Our heroes have endured much over the years. Personal loss had become their constant as both watched the members of their family fall like dominoes. They’ve had each other, but not completely, spending much of the last quarter century circling one another, a dance that’s brought them close but just far enough away, periods of solace that keep the persistent loneliness from overwhelming them both.
Are they together? Scully asked that very question in the penultimate episode of the season, but there is no clear answer for her, nor has there ever been. There have only ever been suggestions of this, brush strokes that never coalesced into a definitive image. The surprise of a child late in the original series run did not solve that problem since the current season seemed intent to strip them of that by suggesting that the boy was never Mulder’s to begin with, and ultimately, not Scully’s, either.

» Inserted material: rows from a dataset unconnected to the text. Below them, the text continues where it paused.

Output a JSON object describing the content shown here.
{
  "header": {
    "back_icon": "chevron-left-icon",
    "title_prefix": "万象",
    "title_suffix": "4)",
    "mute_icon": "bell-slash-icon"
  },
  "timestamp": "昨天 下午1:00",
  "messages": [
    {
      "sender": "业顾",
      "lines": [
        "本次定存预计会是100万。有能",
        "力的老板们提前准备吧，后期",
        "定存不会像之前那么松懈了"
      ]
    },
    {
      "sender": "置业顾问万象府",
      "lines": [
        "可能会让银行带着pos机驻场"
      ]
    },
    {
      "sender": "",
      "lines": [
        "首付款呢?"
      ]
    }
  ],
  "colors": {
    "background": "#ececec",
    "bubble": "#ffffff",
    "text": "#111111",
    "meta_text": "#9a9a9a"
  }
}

Science can do many things, and Nature will always surprise; however, granting a child to a woman in her fifties who had been barren for two decades strains credulity, even for a show laden with alien conspiracies and all manner of monsters. While I’d like to say that this bizarre twist is one that will provide a solid link for Mulder and Scully, will allow them to bask in some kind of joy and togetherness at last, their history at the hands of their creator does not make me overly optimistic. Chris Carter has remained vague on the point of their relationship, referring to them as “platonic” one moment, then letting them hop into bed together the next.
Given these persistently mixed messages, I suppose having the last shot of the season—perhaps of the whole series—be of these two in one another’s embrace, an intertwined tableau of devastation and hope, is the best representation of them and who they have been to the loyal audience who has loved them from the start.
In the end, we all want to believe.